Month: January 2007

Dogs and Dreams

Those of you who have read this blog for awhile know that we lost our dog, Sadie, when she made an unfortunate decision to attack a truck — a decision that came out distinctly in the truck’s favor. It was a sad moment. The death of an animal always is. But, as with all deaths, the pain slowly subsides as life goes forward.

Recently, we got another dog — another “pound hound” — who looks much like a less portly version of her predecessor, though she has a very different personality. Sadie was in love with people and food; Lucie, our new dog, is much more thoughtful and reserved, deals with strangers cautiously but affably, and is more interested in the chase than the food bowl. I’ve taken to running her along side the car on country roads while she runs for miles with a wide dog grin on her face. Give her a chance to run and she becomes the embodiment of joy.

Since she and I are home alone together all day, we have become fast friends. She sleeps beside me while I write, wheezing and blubbering in her dog dreams. She follows me wherever I go, looks to me for approval, comes to me when she wants to go out, goes scuttling off to her dog bed when I chastise her for some real or perceived transgression. She is, as dogs often are, my physical and emotional shadow.

I am fond of saying that when people talk to God, they are really talking to a reflection of their own conscience. When we talk to our dogs, we are very often talking to a projection of our own emotional needs. Lucie fits the bill admirably, and she offers me a mirror of what is best and least guarded in me. I’ll sing to her, create ridiculous names for her, make a fool of myself around her in a way I would never do around people. And, if earnest attention constitutes approval, she gives every indication of holding me in high regard no matter how absurd or irrational my actions may be. In her presence I feel no embarrassment, and in her eyes I can do no wrong.
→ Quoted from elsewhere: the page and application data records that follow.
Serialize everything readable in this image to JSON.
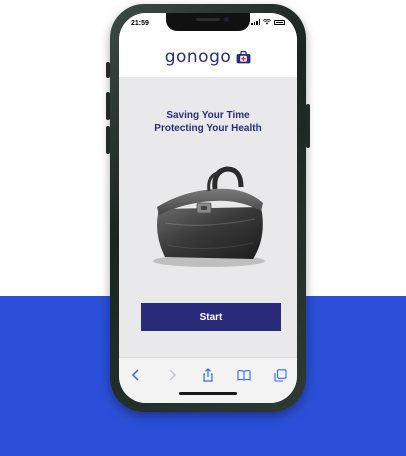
{
  "status_bar": {
    "time": "21:59",
    "icons": [
      "signal-icon",
      "wifi-icon",
      "battery-icon"
    ]
  },
  "app": {
    "brand": "gonogo",
    "brand_icon": "medical-bag-icon",
    "headline_line1": "Saving Your Time",
    "headline_line2": "Protecting Your Health",
    "hero_image": "doctor-bag",
    "start_label": "Start"
  },
  "browser_toolbar": {
    "items": [
      "back-icon",
      "forward-icon",
      "share-icon",
      "bookmarks-icon",
      "tabs-icon"
    ]
  },
  "colors": {
    "brand_navy": "#2a2d7c",
    "button": "#2a2a7a",
    "background_block": "#2b4fd8",
    "screen_bg": "#e9e9eb",
    "toolbar_icon": "#2f6bff"
  }
}
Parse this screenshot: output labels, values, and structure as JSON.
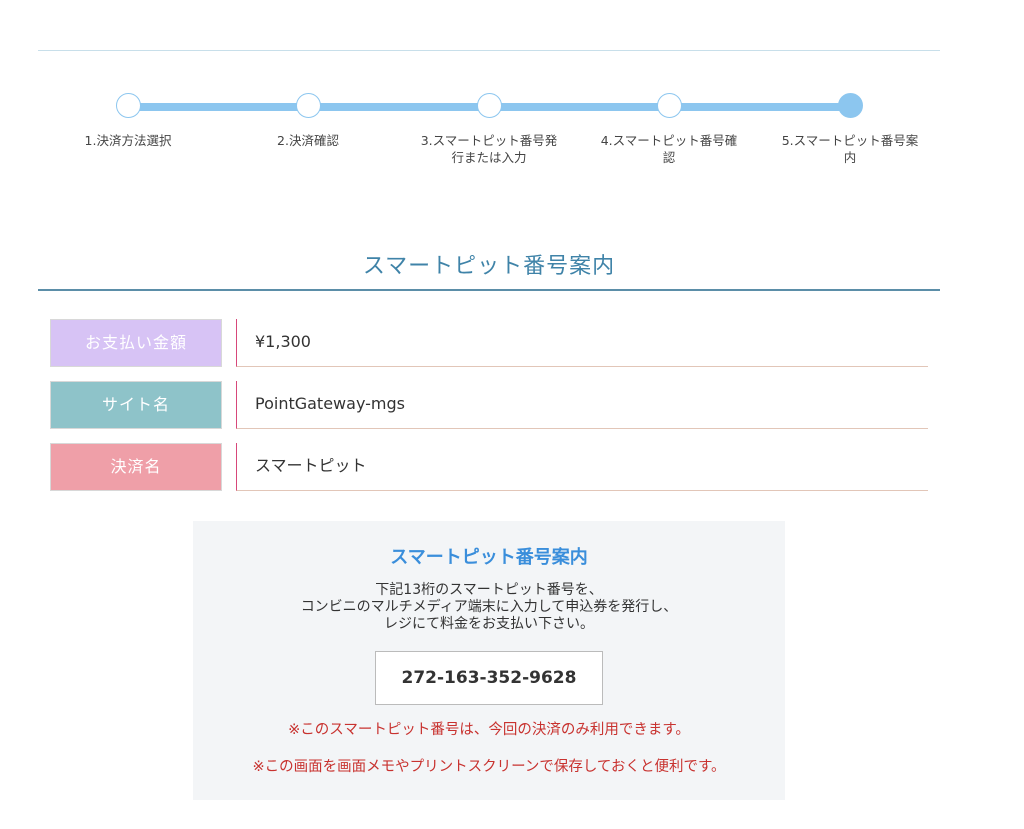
{
  "stepper": {
    "steps": [
      {
        "label": "1.決済方法選択",
        "active": false
      },
      {
        "label": "2.決済確認",
        "active": false
      },
      {
        "label": "3.スマートピット番号発行または入力",
        "active": false
      },
      {
        "label": "4.スマートピット番号確認",
        "active": false
      },
      {
        "label": "5.スマートピット番号案内",
        "active": true
      }
    ]
  },
  "page": {
    "title": "スマートピット番号案内"
  },
  "info": {
    "rows": [
      {
        "label": "お支払い金額",
        "value": "¥1,300",
        "color": "#d7c3f5"
      },
      {
        "label": "サイト名",
        "value": "PointGateway-mgs",
        "color": "#8ec3c9"
      },
      {
        "label": "決済名",
        "value": "スマートピット",
        "color": "#ef9fa8"
      }
    ]
  },
  "guide": {
    "title": "スマートピット番号案内",
    "desc_line1": "下記13桁のスマートピット番号を、",
    "desc_line2": "コンビニのマルチメディア端末に入力して申込券を発行し、",
    "desc_line3": "レジにて料金をお支払い下さい。",
    "number": "272-163-352-9628",
    "note1": "※このスマートピット番号は、今回の決済のみ利用できます。",
    "note2": "※この画面を画面メモやプリントスクリーンで保存しておくと便利です。"
  },
  "colors": {
    "accent": "#3f83a8",
    "stepper": "#8cc6ef",
    "warning": "#c8322f",
    "guide_title": "#3a8edb"
  }
}
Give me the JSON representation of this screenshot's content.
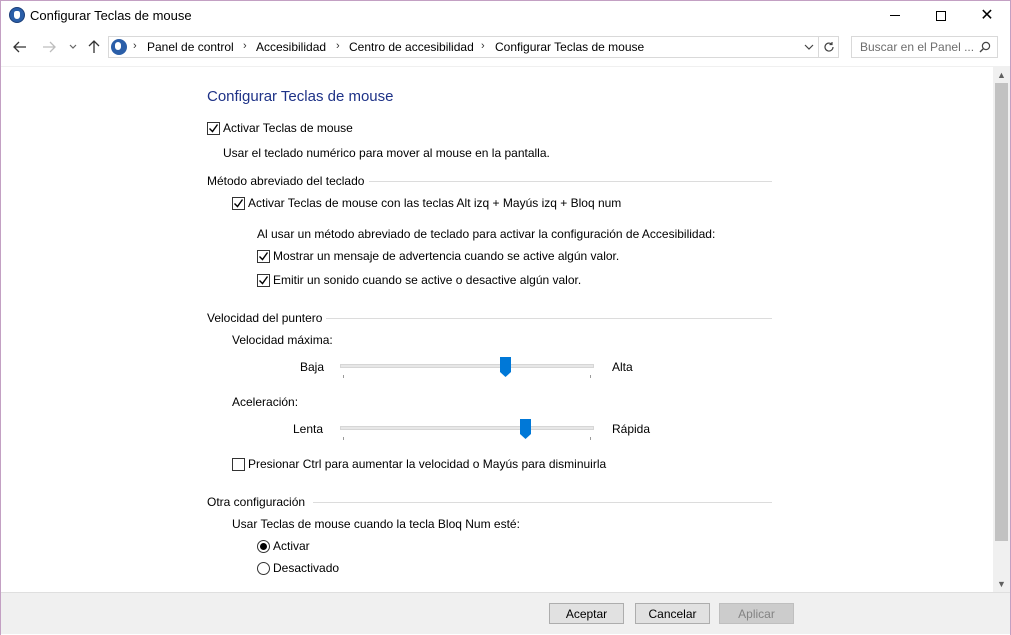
{
  "window": {
    "title": "Configurar Teclas de mouse",
    "icon": "ease-of-access-icon"
  },
  "address_bar": {
    "breadcrumbs": [
      "Panel de control",
      "Accesibilidad",
      "Centro de accesibilidad",
      "Configurar Teclas de mouse"
    ],
    "search_placeholder": "Buscar en el Panel ..."
  },
  "content": {
    "title": "Configurar Teclas de mouse",
    "enable": {
      "label": "Activar Teclas de mouse",
      "checked": true
    },
    "description": "Usar el teclado numérico para mover al mouse en la pantalla.",
    "shortcut_group": {
      "heading": "Método abreviado del teclado",
      "enable_shortcut": {
        "label": "Activar Teclas de mouse con las teclas Alt izq + Mayús izq + Bloq num",
        "checked": true
      },
      "intro": "Al usar un método abreviado de teclado para activar la configuración de Accesibilidad:",
      "warning": {
        "label": "Mostrar un mensaje de advertencia cuando se active algún valor.",
        "checked": true
      },
      "sound": {
        "label": "Emitir un sonido cuando se active o desactive algún valor.",
        "checked": true
      }
    },
    "speed_group": {
      "heading": "Velocidad del puntero",
      "max_speed": {
        "label": "Velocidad máxima:",
        "min_label": "Baja",
        "max_label": "Alta",
        "value": 0.66
      },
      "acceleration": {
        "label": "Aceleración:",
        "min_label": "Lenta",
        "max_label": "Rápida",
        "value": 0.74
      },
      "ctrl_shift": {
        "label": "Presionar Ctrl para aumentar la velocidad o Mayús para disminuirla",
        "checked": false
      }
    },
    "other_group": {
      "heading": "Otra configuración",
      "numlock_label": "Usar Teclas de mouse cuando la tecla Bloq Num esté:",
      "options": [
        {
          "label": "Activar",
          "selected": true
        },
        {
          "label": "Desactivado",
          "selected": false
        }
      ]
    }
  },
  "buttons": {
    "ok": "Aceptar",
    "cancel": "Cancelar",
    "apply": "Aplicar"
  },
  "colors": {
    "title_blue": "#1e3287",
    "slider_blue": "#0078d7"
  }
}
In exchange, she asks only that I treat her with fairness and kindness. She does not like harsh words or angry attitudes. I sense some physical abuse in her background: quick movements or raised hands frighten her and make her cower.

As I write this, she is out running the neighborhood. Given that we live in the country, this is not as bad as if we were city dwellers. And it is only 6 in the morning. But still, there are neighbors to upset, cars to dodge, and trouble to find. She may return covered in offal or mud. Or we may get a call saying she has consumed a chicken or knocked over a garbage can or otherwise violated the legitimate sense of order that others in the neighborhood have established.

I know there is a selfishness in this dog raising approach of mine. But it is a selfishness in regard to the accepted social order, not in relation to the dog herself. As with my own children, I want her to explore, make her own mistakes, find an honest relationship to the people and places around her, and live a life that is fulfilled and fulfilling. I do not want her to live her life on a chain.

This is the risk we take — with our animals and our children. Do we train them on a short leash, and hope they do not get stunted? Or do we let them move freely and hope they find an internal discipline? In either case, the goal is the same: a happy, healthy, well-adjusted being with a sense of responsibility to the world around it.

By and large, Lucie is doing well. I only have to hope that she returns before sun up, and that she has neither been hit by a car nor excavated a neighbor’s garbage can.

Perhaps I should have kept her in. She would be safer and I would be less nervous and concerned. She could have been warm and comfortable, lying by the side of my bed, blubbering in her sleep. But she would have been dreaming of running free.

The Small and the Great

Some days the world is large; some days the world is small. It all depends on where you place your vision.

This is one of the most challenging aspects of human interaction and relationships.

If you are one who finds meaning in focusing on the small and everyday, you very often seem naive and limited to those who watch the larger movements of the world around them. If you are one who focuses on the large picture, the shape of the world, the big issues, you often seem distant and cold to those who feel the immediate warmth of the small pleasures that shape the everyday.

We all have a little bit of both in us, and move from one to the other as circumstances permit.

The key, it seems to me, is to acknowledge the reality of both ways to see the world, and to recognize that both points of view contribute to the good of the planet, and that each offers a viable way to live one’s life.

When I look at the small and the human, and I’m feeling of good heart, life is much warmer and more full of love. Yet, when I look at the large sweep of issues and ideas, though I am filled with more righteous anger, I feel more responsible for my fellow human beings. Maybe that’s the distinction: in the first case, I feel more responsible TO my fellow human beings; in the second, I feel more responsible FOR them.

Fine distinctions, all. But the truth may well lie in the words of Chuang Tzu: “It is the wise person who sees near and far as the same, and does not despise the small or value the great.” A thought worth pondering as we wander off into the mystery and magic of another day.